Shelter has called on the Government to rethink its Help to Buy mortgage indemnity scheme because of its concerns over house price rises and Britain’s continuing boom and bust housing market cycles.
It said that yesterday’s ONS figures showed that house prices in England were already at record levels, surpassing their previous peak in January 2008, with fears that Help to Buy will push prices even higher.
Shelter said that Help to Buy will fail to help those who need it most, because the mortgage repayments will be too high for middle-income families in almost 80% of the country.
Independent research commissioned by Shelter modelled 80 different household types, examining their wages, savings, and house prices in their area to map the chances of them ever being able to buy a home.
The study assessed their chances of home ownership if the current cycles of house price boom and bust continue, comparing them with a scenario where house prices remained stable.
The research showed that rising house prices in the current property market mean that, without significant financial help from their parents, a generation of people currently in their twenties could be left with more than a 50% chance of never owning a home of their own in every single region of the country – not just in London and the south-east.
The study found that the situation would be very different if house prices were stable, when this generation’s chances of owning a home would rise dramatically. People in the south-west could see their chance of home ownership almost double from 38% to 74%, while those in the west midlands could see their chances rise from less than half to almost 80%.
Shelter is calling for an era of stable house prices to give families a better chance of buying a home, putting an end to decades of damaging house price boom and bust.
To stabilise house price inflation, the organisation is calling for a major housebuilding programme as well as a review of Help to Buy. Shelter also wants the Bank of England to act to stabilise the market if house prices start to rise rapidly.
Campbell Robb, chief executive of Shelter, said: “Our rollercoaster housing market may make headlines, but these days rising house prices don’t have the feel-good factor, and for good reason.
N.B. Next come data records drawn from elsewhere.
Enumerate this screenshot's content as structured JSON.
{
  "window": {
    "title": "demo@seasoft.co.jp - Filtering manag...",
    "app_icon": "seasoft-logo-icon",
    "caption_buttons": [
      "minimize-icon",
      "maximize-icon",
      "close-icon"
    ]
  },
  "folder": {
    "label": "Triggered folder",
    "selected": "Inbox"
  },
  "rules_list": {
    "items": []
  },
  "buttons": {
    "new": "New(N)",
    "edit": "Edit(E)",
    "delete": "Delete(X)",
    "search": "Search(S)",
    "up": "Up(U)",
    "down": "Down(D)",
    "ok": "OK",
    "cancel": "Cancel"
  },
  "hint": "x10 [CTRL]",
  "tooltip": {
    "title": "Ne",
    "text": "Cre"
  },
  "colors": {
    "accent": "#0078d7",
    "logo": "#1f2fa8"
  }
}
Nobody wants a return to the bad old days of house prices rising then crashing.
“Unless house prices are stabilised, the grim reality is that – apart from a lucky few able to rely on the Bank of Mum and Dad – soaring prices may well lead to the prospect of home ownership slipping even further away from even more of us.
“From families left with no choice but unstable private renting, to the tragedy of repossession and negative equity, people are paying the price for our broken property market.”